Specific criteria were applied to the research literature to ensure creditability: A wide range of literature was reviewed however many did not meet specified criteria, however the mentoring works of seminal researchers such as Kram were also included.
Literature which satisfied the criteria were coded, however those that did not focus upon research that specifically examined mentoring processes and roles were discarded. The aim of this paper is to critically examine the research literature in order to: It is evident from the literature that there is no single definition for mentoring. Even in the pre-service teacher education context, the definitions vary greatly giving the reader differing impressions as to what mentoring is.
However, Fairbanks, Freedman and Kahnp.
Mentoring can be described as an intense interpersonal relationship Kram, and Smith notes that mentoring is a process which develops the whole person, rather than parts.
Kwan and Lopezp. However in view of the definition by Fairbanks et al. But despite the foregoing, most definitions in the literature do not consider all of the above three components that embrace mentoring — relationship, process and context.
Lai describes the three components in terms of dimensions — relational, developmental and contextual. Relational refers to the relationship between mentors and mentees. Developmental refers to how mentors and mentees develop personally and professionally whilst aiming towards particular goals. Contextual focuses on cultural and situational features of the mentoring setting.
Lai notes that it is these three components which create and impact upon a mentoring relationship. Therefore the remainder of this paper will view mentoring as an event that comprises the three components as described by Lai. The mentoring context in pre-service teacher education Mentoring has replaced supervision in most cases in the pre-service teacher education context, but it is unclear from the research literature how mentoring is implemented and operates in this context Walkington, b; Hudson, Bray and Nettleton discuss the differences between mentoring and supervision.

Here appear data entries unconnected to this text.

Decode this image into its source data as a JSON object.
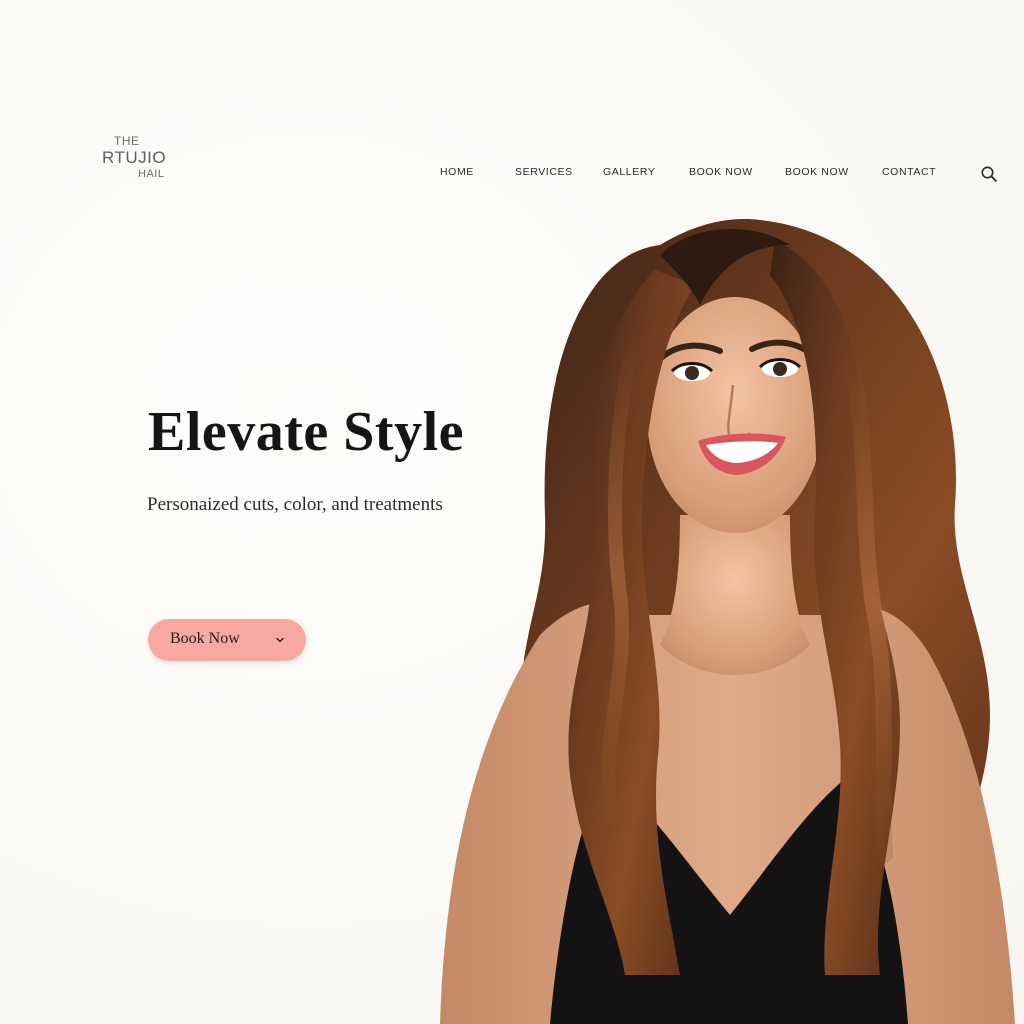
{
  "logo": {
    "line1": "THE",
    "line2": "RTUJIO",
    "line3": "HAIL"
  },
  "nav": {
    "items": [
      {
        "label": "HOME"
      },
      {
        "label": "SERVICES"
      },
      {
        "label": "GALLERY"
      },
      {
        "label": "BOOK NOW"
      },
      {
        "label": "BOOK NOW"
      },
      {
        "label": "CONTACT"
      }
    ],
    "search_icon": "search-icon"
  },
  "hero": {
    "title": "Elevate Style",
    "subtitle": "Personaized cuts, color, and treatments"
  },
  "cta": {
    "label": "Book Now",
    "icon": "chevron-down-icon"
  },
  "colors": {
    "background": "#fcfbf8",
    "cta_background": "#f7a8a0",
    "text_dark": "#151515",
    "hair": "#6b3a1f"
  }
}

Mentoring as described in the literature generally involves supporting and providing feedback to the mentee without judgement or criteria. Walkington b highlights an important difference between supervising and mentoring in her study of the mentoring of pre- service teachers, that being the issue of assessment.
According to Walkington bassessment is associated with supervising not mentoring: Hudson and Millwater describe supervision as having the key purpose of assessment performance, whereas mentoring is about building trust within a relationship. Zeegers describes supervision as an outdated practica model, but notes that pre-service teachers need to develop specific skills and competencies in process of learning to teach.
Despite the highlighted differences between mentoring and supervision, mentors in pre-service teacher education engage in both mentoring and supervisory roles.